Mill Valley Among Top Safest Town in California

Located in Marin County, north of San Francisco, Mill Valley is a town of 14,300 residents that sits between the shores of Richardson Bay and the slopes of Mount Tamalpais. 

Mill Valley has been inhabited for nearly 6,000 years, and the geography of the area is known for its diverse habitats and nature preserves, including Muir Woods.  Living in Mill Valley is a safe bet as the violent crime rate is minimal and the odds of being involved in a property crime are just 1.2%.

The combination of Mill Valley's idyllic location nestled beneath Mount Tamalpais coupled with its towering redwoods, mild Mediterranean climate, quaint downtown and relative ease of access to San Francisco has made it a very popular place to reside. In July 2005, CNN/Money and Money magazine ranked Mill Valley tenth on its list of the 100 Best Places to Live in the United States.

Let The Costa Group help you find your perfect home in Mill Valley.
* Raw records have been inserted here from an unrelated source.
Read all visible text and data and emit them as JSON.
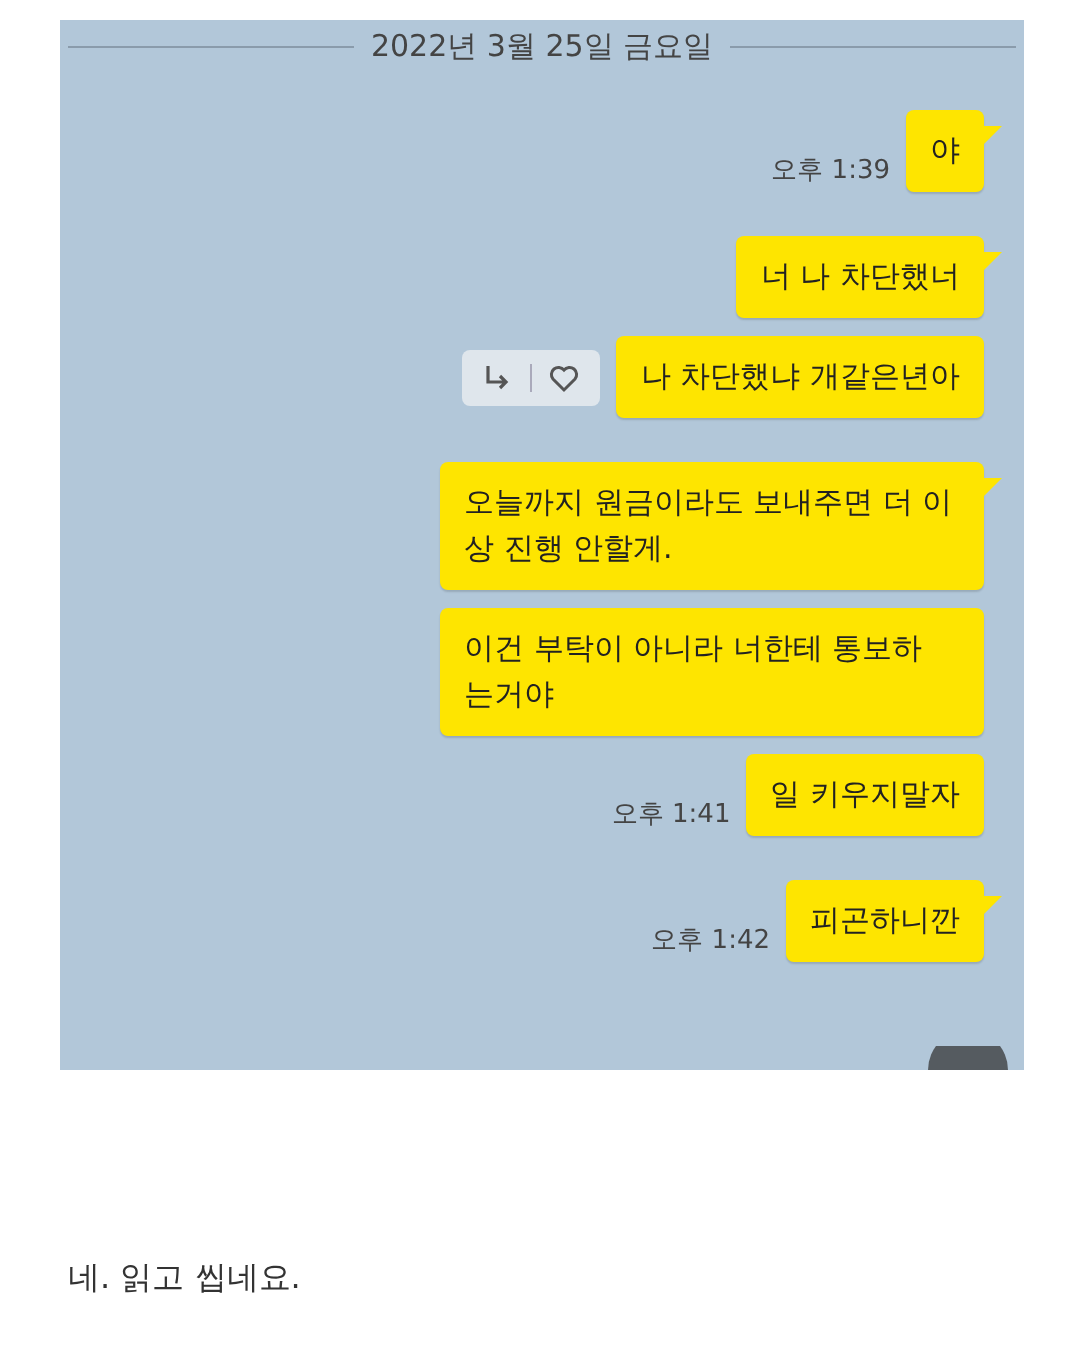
{
  "chat": {
    "date": "2022년 3월 25일 금요일",
    "messages": [
      {
        "text": "야",
        "time": "오후 1:39",
        "tail": true,
        "reactions": false
      },
      {
        "text": "너 나 차단했너",
        "tail": true,
        "reactions": false
      },
      {
        "text": "나 차단했냐 개같은년아",
        "tail": false,
        "reactions": true
      },
      {
        "text": "오늘까지 원금이라도 보내주면 더 이상 진행 안할게.",
        "tail": true,
        "reactions": false
      },
      {
        "text": "이건 부탁이 아니라 너한테 통보하 는거야",
        "tail": false,
        "reactions": false
      },
      {
        "text": "일 키우지말자",
        "time": "오후 1:41",
        "tail": false,
        "reactions": false
      },
      {
        "text": "피곤하니깐",
        "time": "오후 1:42",
        "tail": true,
        "reactions": false
      }
    ]
  },
  "caption": "네. 읽고 씹네요."
}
Or, if you're in the market to sell your Marin County home, we can help there, too.

Mudslides Block Bolinas-Fairfax Road

As much as the Bay Area needed precipitation, with heavy rains come downed trees and hillsides that just can't hold up.  Bolinas-Fairfax Road on Mount Tamalpais was hard-hit by mudslides and is currently expected to be closed for 'week's, according to the Marin County Sheriff. The closure is between Meadow Club in Fairfax and Ridgecrest Road. 

Ample time is needed for road crews and civil engineers to assess the damage and evaluate necessary repairs. 

One of the most scenic drives in the Bay Area, Bolinas-Fairfax Road is a favorite among Sunday drivers who wish to enjoy its redwood forests, foothills and ocean vistas as well as the thrill of those amazing hairpin turns!  Also a favorite among cyclists thanks to its varied terrain and minimal traffic, Bolinas-Fairfax Road offers great, heart-pumping climbs, with one of the most popular routes descending to Alpine Lake. 

This beautiful back road road is often featured in automobile commercials and scenic calendars.




Marin County Reservoirs at Capacity!

Finally! Marin County's final holdout, the Nicasio Reservoir, is now full thanks to early storms in March.  Nicasio joins the other Marin reservoirs: Lagunitas, Bon Tempe, Alpine, Kent, Phoenix and Soulajule, all of which have now hit capacity. 

Fog shrouds Nicasio Reservoir.  Photo credits: Liz Hafalia, The Chronicle

Fog shrouds Nicasio Reservoir.  Photo credits: Liz Hafalia, The Chronicle

The district's reservoirs are known to reach capacity even in drought conditions due to the fact that they are significantly smaller than our state's largest reservoirs. But, due to California's four-year drought, the last time Marin's reservoirs were at capacity was December 2014.

Marin Reservoir Capacities

Despite current rainstorms and with only a few weeks left in the rainy season, Marin residents have still been advised to conserve water.

Nicasio Reservoir in 2007. Photo credit: 

Nicasio Reservoir in 2007. Photo credit: 

"Any one year isn't going to make or break a four-year drought," Drew McIntyre, the district's chief engineer stated. "No matter how much it rains, we still need to conserve because we don't know what will happen next year."